WASHINGTON — Airports will suffer from American Airlines' decision to lay off about 4,400 employees in the coming days because that action will "inevitably" lead to fewer flights and less revenue for the sector, Moody's Investors Service warned Monday.
American announced last week that it had sent layoff notices to 11,000 employees, though the airline said it intends to cut only about 40% of those notified. Federal law requires that notices be sent to any employee whose job might be eliminated.
Moody's said the move signals that American, which declared bankruptcy in November 2011, will "reduce its current system-wide flight offerings, which negatively affects the credit of U.S. airports."
The bulk of the layoff notices went to employees at American Airline's hub airports. About 3,000 employees at A1-rated Dallas-Fort Worth International received layoff notices, 1,200 employees at A2-rated Miami International, 1,100 at New York-area facilities, and 900 at A2-rated Chicago O'Hare. About 3,000 layoff notices also were sent to employees at American Airlines' maintenance base in Tulsa, Okla., Moody's said.

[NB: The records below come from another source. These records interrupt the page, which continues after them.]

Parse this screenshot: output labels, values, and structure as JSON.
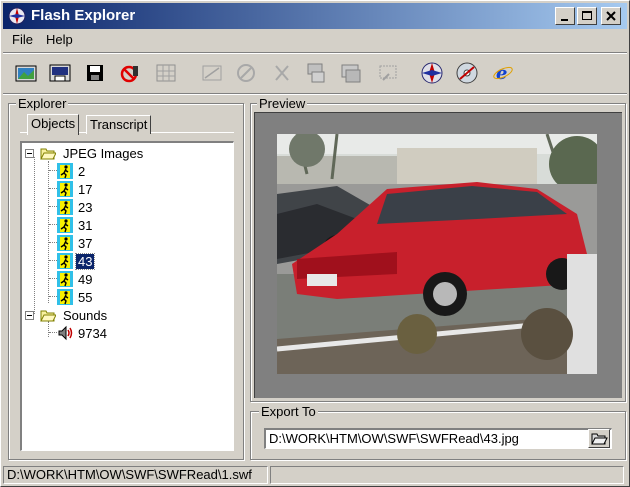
{
  "window": {
    "title": "Flash Explorer"
  },
  "menu": {
    "items": [
      "File",
      "Help"
    ]
  },
  "toolbar": {
    "buttons": [
      "open-icon",
      "save-as-icon",
      "save-icon",
      "no-entry-icon",
      "grid-disabled-icon",
      "resize-disabled-icon",
      "circle-disabled-icon",
      "cut-disabled-icon",
      "export-disabled-icon",
      "film-disabled-icon",
      "zoom-disabled-icon",
      "globe-icon",
      "flash-cd-icon",
      "ie-icon"
    ]
  },
  "explorer": {
    "title": "Explorer",
    "tabs": [
      "Objects",
      "Transcript"
    ],
    "tree": {
      "jpeg_group": "JPEG Images",
      "jpeg_items": [
        "2",
        "17",
        "23",
        "31",
        "37",
        "43",
        "49",
        "55"
      ],
      "selected": "43",
      "sounds_group": "Sounds",
      "sound_items": [
        "9734"
      ]
    }
  },
  "preview": {
    "title": "Preview"
  },
  "export": {
    "title": "Export To",
    "path": "D:\\WORK\\HTM\\OW\\SWF\\SWFRead\\43.jpg"
  },
  "status": {
    "text": "D:\\WORK\\HTM\\OW\\SWF\\SWFRead\\1.swf"
  },
  "colors": {
    "titlebar_start": "#0a246a",
    "titlebar_end": "#a6caf0",
    "face": "#d4d0c8",
    "selection": "#0a246a"
  }
}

The rating agency, which has had airports on negative outlook since August 2008, has already seen American Airline's passenger volume drop a bit since it declared chapter 11, and the airline has already taken steps to reduce service.
"Through July, American Airlines carried 2.2% fewer passengers than over the same period in 2011," Moody's reported. "Since entering bankruptcy, the carrier has trimmed flight offerings at some airports, closed its American Eagle brand regional carrier operations in Los Angeles International Airport, and agreed to outsource some of its regional flying to SkyWest."
Overall, Moody's said, air carriers have seen total passenger volume drop 5% between 2007 and 2011.
The likelihood of reduced service from one of the airline industry's largest carriers comes as another blow to an airport sector already anxious about the possibility of a crushing impact from federal sequestration cuts. Airport revenues are heavily tied to passenger and freight volume, especially the passenger facilities charges that airports use to secure tax-exempt financing.
With the Federal Aviation Administration facing some $377 million in potential operations cuts in fiscal 2013 alone, airports are already concerned that flight volume might have to go down to compensate for a shortage of available security and air traffic control personnel.
Moody's said it expects further reductions in American's service, especially if the beleaguered airline merges with U.S. Airways. The two carriers have been in merger discussions since at least August. If the deal does go through, Moody's cautioned, that service will be consolidated and some "redundant" routes flown by both airlines will be canceled.